  • During flight, listen carefully to your flight attendant but get help early. Flight attendants are trained to care for passengers. Their assessment of a passenger is usually valid and we should follow their advice whenever possible. However, a call to MedAire or your company’s medical service advisor should begin sooner rather than later. If there’s a physician or emergency medical technician on board, solicit their help. If you have no flight attendant, don’t spend too much time guessing at the passenger’s problem. Get on the ground.
  • Weigh the risks of a diversion against the needs of the passenger. If a passenger is obviously in distress, landing promptly is necessary. However, knowing where to land can be tough. If you can’t get into a major city airport, medical facilities near a smaller airport may not be readily available. Furthermore, diverting to a strange airport has its own risks. I once had to consider a diversion when crossing Colorado and Kansas in the winter, late at night. There had been a snowstorm and visibility was limited at the available airports and runways were snow-covered. We needed a terminal with a jet way because of the height of our passenger doors. The passenger with complaints had good vital signs and got a positive report from the med tech aboard and from MedAire. We continued to destination. When we arrived, the passenger declined any assistance and walked off the airplane normally.
  • Write a thorough post-flight report. Your company will need to know the details of any passenger problem in the event any complaints arise about your flight. You will not remember much about what happened after a few weeks, so write the story down promptly. In addition, people sometimes do file lawsuits over things you never thought they would. One common plaintiff’s tactic is to wait several years before filing the suit in hopes you can’t remember what happened. Having the facts down on paper is your best defense. Remember, there are 1,352,027 lawyers in the United States and only 268,000 ATP and commercial pilots. The lawyers have us outnumbered.
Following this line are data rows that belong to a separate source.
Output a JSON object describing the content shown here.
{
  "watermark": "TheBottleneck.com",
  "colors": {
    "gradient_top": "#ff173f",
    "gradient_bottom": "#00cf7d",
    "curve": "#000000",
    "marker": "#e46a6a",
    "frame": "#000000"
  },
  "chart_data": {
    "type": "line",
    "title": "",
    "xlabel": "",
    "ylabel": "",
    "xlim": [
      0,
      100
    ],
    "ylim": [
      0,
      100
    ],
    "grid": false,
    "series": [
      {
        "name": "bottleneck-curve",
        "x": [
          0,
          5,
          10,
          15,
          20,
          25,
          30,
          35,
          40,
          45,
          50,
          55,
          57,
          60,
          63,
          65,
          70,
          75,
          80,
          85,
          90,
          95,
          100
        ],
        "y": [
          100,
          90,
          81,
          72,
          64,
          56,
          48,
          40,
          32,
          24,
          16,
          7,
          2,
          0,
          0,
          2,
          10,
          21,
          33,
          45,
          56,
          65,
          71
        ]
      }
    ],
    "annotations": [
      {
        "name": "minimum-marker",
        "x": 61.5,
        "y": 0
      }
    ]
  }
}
People with sniffles, aches and pains fly all the time. Most of the time they have no problem. We as flight crews are not qualified to assess their true health or treat their ailments any more than a doctor is qualified to fly a Cat II ILS. We have to use common sense, good crew communication and ground-based medical services to keep a sick person off an airplane or get him or her back to earth safely. We are also responsible for considering all the risks to the flight, not just the welfare of one person. We have to take care of the immediate problem, but we also have to avoid creating a bigger problem.

Roger Cox

A former military, corporate and airline pilot, Roger Cox was also a senior investigator at the NTSB. He writes about aviation safety issues.